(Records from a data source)

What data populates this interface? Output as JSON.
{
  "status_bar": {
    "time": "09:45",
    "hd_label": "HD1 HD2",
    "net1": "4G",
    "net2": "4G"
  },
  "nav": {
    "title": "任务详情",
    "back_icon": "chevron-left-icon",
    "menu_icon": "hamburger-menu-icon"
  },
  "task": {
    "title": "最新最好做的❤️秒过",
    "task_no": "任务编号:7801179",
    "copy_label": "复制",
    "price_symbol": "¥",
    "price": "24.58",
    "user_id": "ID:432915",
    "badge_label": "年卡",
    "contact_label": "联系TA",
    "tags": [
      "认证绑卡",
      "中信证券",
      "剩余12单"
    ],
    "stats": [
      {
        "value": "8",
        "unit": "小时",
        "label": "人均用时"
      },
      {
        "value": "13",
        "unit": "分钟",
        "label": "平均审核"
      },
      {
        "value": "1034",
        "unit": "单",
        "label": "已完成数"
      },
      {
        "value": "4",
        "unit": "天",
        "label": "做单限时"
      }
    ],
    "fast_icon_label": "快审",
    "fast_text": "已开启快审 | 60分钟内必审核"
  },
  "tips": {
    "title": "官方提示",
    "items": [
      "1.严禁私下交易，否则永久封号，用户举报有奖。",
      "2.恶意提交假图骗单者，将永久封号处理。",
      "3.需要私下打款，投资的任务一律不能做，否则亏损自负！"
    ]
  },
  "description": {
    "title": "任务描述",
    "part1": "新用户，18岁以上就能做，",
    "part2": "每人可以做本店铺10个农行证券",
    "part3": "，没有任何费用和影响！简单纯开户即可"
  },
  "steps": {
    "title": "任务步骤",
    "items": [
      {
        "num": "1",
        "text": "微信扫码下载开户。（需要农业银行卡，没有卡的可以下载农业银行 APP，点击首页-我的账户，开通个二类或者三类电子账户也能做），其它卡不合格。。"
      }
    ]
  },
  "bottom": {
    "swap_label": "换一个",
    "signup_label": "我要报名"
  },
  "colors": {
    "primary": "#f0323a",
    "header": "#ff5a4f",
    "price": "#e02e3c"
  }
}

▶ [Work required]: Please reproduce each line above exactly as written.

▶ [Response to the task]:
What data populates this interface? Output as JSON.
{
  "status_bar": {
    "time": "09:45",
    "hd_label": "HD1 HD2",
    "net1": "4G",
    "net2": "4G"
  },
  "nav": {
    "title": "任务详情",
    "back_icon": "chevron-left-icon",
    "menu_icon": "hamburger-menu-icon"
  },
  "task": {
    "title": "最新最好做的❤️秒过",
    "task_no": "任务编号:7801179",
    "copy_label": "复制",
    "price_symbol": "¥",
    "price": "24.58",
    "user_id": "ID:432915",
    "badge_label": "年卡",
    "contact_label": "联系TA",
    "tags": [
      "认证绑卡",
      "中信证券",
      "剩余12单"
    ],
    "stats": [
      {
        "value": "8",
        "unit": "小时",
        "label": "人均用时"
      },
      {
        "value": "13",
        "unit": "分钟",
        "label": "平均审核"
      },
      {
        "value": "1034",
        "unit": "单",
        "label": "已完成数"
      },
      {
        "value": "4",
        "unit": "天",
        "label": "做单限时"
      }
    ],
    "fast_icon_label": "快审",
    "fast_text": "已开启快审 | 60分钟内必审核"
  },
  "tips": {
    "title": "官方提示",
    "items": [
      "1.严禁私下交易，否则永久封号，用户举报有奖。",
      "2.恶意提交假图骗单者，将永久封号处理。",
      "3.需要私下打款，投资的任务一律不能做，否则亏损自负！"
    ]
  },
  "description": {
    "title": "任务描述",
    "part1": "新用户，18岁以上就能做，",
    "part2": "每人可以做本店铺10个农行证券",
    "part3": "，没有任何费用和影响！简单纯开户即可"
  },
  "steps": {
    "title": "任务步骤",
    "items": [
      {
        "num": "1",
        "text": "微信扫码下载开户。（需要农业银行卡，没有卡的可以下载农业银行 APP，点击首页-我的账户，开通个二类或者三类电子账户也能做），其它卡不合格。。"
      }
    ]
  },
  "bottom": {
    "swap_label": "换一个",
    "signup_label": "我要报名"
  },
  "colors": {
    "primary": "#f0323a",
    "header": "#ff5a4f",
    "price": "#e02e3c"
  }
}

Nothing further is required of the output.